Assignment:
Retype all of the data exactly as given.

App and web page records
_ _ _ _ _ _ _

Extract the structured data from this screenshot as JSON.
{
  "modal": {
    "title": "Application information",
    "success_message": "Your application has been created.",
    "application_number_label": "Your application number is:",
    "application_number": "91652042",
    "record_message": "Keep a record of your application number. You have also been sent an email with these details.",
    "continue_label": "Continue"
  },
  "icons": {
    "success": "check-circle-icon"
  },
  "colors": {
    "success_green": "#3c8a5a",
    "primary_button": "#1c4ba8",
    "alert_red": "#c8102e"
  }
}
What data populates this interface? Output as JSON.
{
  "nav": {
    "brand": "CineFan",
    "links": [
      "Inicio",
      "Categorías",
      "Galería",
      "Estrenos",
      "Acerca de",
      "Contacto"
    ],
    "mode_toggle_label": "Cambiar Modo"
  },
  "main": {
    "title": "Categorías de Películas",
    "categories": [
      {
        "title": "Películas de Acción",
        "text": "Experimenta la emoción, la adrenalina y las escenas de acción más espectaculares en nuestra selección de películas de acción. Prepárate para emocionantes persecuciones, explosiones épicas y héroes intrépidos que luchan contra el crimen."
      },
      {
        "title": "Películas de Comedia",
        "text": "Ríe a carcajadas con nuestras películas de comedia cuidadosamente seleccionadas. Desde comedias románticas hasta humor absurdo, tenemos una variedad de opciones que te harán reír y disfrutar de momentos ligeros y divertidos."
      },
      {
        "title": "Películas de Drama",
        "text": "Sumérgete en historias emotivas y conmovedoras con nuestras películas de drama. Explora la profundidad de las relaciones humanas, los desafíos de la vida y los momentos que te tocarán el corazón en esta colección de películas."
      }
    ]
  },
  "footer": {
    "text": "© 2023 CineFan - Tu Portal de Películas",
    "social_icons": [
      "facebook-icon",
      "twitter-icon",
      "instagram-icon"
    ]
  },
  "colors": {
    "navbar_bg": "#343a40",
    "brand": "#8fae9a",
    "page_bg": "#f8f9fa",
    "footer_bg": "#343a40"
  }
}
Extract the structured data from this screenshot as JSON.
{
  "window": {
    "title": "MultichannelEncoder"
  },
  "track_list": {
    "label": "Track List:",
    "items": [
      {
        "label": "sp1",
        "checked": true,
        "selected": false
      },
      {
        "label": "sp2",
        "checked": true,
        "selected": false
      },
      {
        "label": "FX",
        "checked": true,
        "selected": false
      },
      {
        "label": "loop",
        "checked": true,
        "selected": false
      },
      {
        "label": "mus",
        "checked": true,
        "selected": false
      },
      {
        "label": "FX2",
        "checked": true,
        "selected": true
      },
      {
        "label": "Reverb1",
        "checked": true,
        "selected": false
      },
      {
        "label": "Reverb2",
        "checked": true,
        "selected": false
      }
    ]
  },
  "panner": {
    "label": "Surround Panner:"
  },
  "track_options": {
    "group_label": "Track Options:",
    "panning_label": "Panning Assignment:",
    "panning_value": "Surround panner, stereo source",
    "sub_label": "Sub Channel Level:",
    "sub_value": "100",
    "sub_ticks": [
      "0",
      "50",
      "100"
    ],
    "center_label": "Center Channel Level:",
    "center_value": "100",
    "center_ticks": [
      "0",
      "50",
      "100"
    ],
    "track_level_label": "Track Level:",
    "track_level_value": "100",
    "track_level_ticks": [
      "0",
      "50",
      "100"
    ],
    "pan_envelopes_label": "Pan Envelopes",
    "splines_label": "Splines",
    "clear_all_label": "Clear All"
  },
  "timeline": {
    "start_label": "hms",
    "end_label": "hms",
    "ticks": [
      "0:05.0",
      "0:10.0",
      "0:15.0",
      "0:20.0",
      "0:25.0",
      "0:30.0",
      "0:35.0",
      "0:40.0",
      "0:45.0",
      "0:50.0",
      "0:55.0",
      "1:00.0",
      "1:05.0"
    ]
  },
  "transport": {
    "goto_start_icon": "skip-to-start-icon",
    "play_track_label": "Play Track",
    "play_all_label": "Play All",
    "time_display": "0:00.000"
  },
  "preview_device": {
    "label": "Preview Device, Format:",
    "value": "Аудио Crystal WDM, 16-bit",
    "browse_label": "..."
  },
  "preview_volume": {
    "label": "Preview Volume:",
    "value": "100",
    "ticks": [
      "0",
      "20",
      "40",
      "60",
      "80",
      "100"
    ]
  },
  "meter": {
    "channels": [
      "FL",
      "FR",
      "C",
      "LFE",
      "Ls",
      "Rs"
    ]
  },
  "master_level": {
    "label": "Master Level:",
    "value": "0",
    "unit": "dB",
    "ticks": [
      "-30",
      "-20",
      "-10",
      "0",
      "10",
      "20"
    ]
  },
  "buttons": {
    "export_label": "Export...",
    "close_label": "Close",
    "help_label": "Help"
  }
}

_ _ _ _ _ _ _

Exercise output:
Extract the structured data from this screenshot as JSON.
{
  "modal": {
    "title": "Application information",
    "success_message": "Your application has been created.",
    "application_number_label": "Your application number is:",
    "application_number": "91652042",
    "record_message": "Keep a record of your application number. You have also been sent an email with these details.",
    "continue_label": "Continue"
  },
  "icons": {
    "success": "check-circle-icon"
  },
  "colors": {
    "success_green": "#3c8a5a",
    "primary_button": "#1c4ba8",
    "alert_red": "#c8102e"
  }
}
What data populates this interface? Output as JSON.
{
  "nav": {
    "brand": "CineFan",
    "links": [
      "Inicio",
      "Categorías",
      "Galería",
      "Estrenos",
      "Acerca de",
      "Contacto"
    ],
    "mode_toggle_label": "Cambiar Modo"
  },
  "main": {
    "title": "Categorías de Películas",
    "categories": [
      {
        "title": "Películas de Acción",
        "text": "Experimenta la emoción, la adrenalina y las escenas de acción más espectaculares en nuestra selección de películas de acción. Prepárate para emocionantes persecuciones, explosiones épicas y héroes intrépidos que luchan contra el crimen."
      },
      {
        "title": "Películas de Comedia",
        "text": "Ríe a carcajadas con nuestras películas de comedia cuidadosamente seleccionadas. Desde comedias románticas hasta humor absurdo, tenemos una variedad de opciones que te harán reír y disfrutar de momentos ligeros y divertidos."
      },
      {
        "title": "Películas de Drama",
        "text": "Sumérgete en historias emotivas y conmovedoras con nuestras películas de drama. Explora la profundidad de las relaciones humanas, los desafíos de la vida y los momentos que te tocarán el corazón en esta colección de películas."
      }
    ]
  },
  "footer": {
    "text": "© 2023 CineFan - Tu Portal de Películas",
    "social_icons": [
      "facebook-icon",
      "twitter-icon",
      "instagram-icon"
    ]
  },
  "colors": {
    "navbar_bg": "#343a40",
    "brand": "#8fae9a",
    "page_bg": "#f8f9fa",
    "footer_bg": "#343a40"
  }
}
Extract the structured data from this screenshot as JSON.
{
  "window": {
    "title": "MultichannelEncoder"
  },
  "track_list": {
    "label": "Track List:",
    "items": [
      {
        "label": "sp1",
        "checked": true,
        "selected": false
      },
      {
        "label": "sp2",
        "checked": true,
        "selected": false
      },
      {
        "label": "FX",
        "checked": true,
        "selected": false
      },
      {
        "label": "loop",
        "checked": true,
        "selected": false
      },
      {
        "label": "mus",
        "checked": true,
        "selected": false
      },
      {
        "label": "FX2",
        "checked": true,
        "selected": true
      },
      {
        "label": "Reverb1",
        "checked": true,
        "selected": false
      },
      {
        "label": "Reverb2",
        "checked": true,
        "selected": false
      }
    ]
  },
  "panner": {
    "label": "Surround Panner:"
  },
  "track_options": {
    "group_label": "Track Options:",
    "panning_label": "Panning Assignment:",
    "panning_value": "Surround panner, stereo source",
    "sub_label": "Sub Channel Level:",
    "sub_value": "100",
    "sub_ticks": [
      "0",
      "50",
      "100"
    ],
    "center_label": "Center Channel Level:",
    "center_value": "100",
    "center_ticks": [
      "0",
      "50",
      "100"
    ],
    "track_level_label": "Track Level:",
    "track_level_value": "100",
    "track_level_ticks": [
      "0",
      "50",
      "100"
    ],
    "pan_envelopes_label": "Pan Envelopes",
    "splines_label": "Splines",
    "clear_all_label": "Clear All"
  },
  "timeline": {
    "start_label": "hms",
    "end_label": "hms",
    "ticks": [
      "0:05.0",
      "0:10.0",
      "0:15.0",
      "0:20.0",
      "0:25.0",
      "0:30.0",
      "0:35.0",
      "0:40.0",
      "0:45.0",
      "0:50.0",
      "0:55.0",
      "1:00.0",
      "1:05.0"
    ]
  },
  "transport": {
    "goto_start_icon": "skip-to-start-icon",
    "play_track_label": "Play Track",
    "play_all_label": "Play All",
    "time_display": "0:00.000"
  },
  "preview_device": {
    "label": "Preview Device, Format:",
    "value": "Аудио Crystal WDM, 16-bit",
    "browse_label": "..."
  },
  "preview_volume": {
    "label": "Preview Volume:",
    "value": "100",
    "ticks": [
      "0",
      "20",
      "40",
      "60",
      "80",
      "100"
    ]
  },
  "meter": {
    "channels": [
      "FL",
      "FR",
      "C",
      "LFE",
      "Ls",
      "Rs"
    ]
  },
  "master_level": {
    "label": "Master Level:",
    "value": "0",
    "unit": "dB",
    "ticks": [
      "-30",
      "-20",
      "-10",
      "0",
      "10",
      "20"
    ]
  },
  "buttons": {
    "export_label": "Export...",
    "close_label": "Close",
    "help_label": "Help"
  }
}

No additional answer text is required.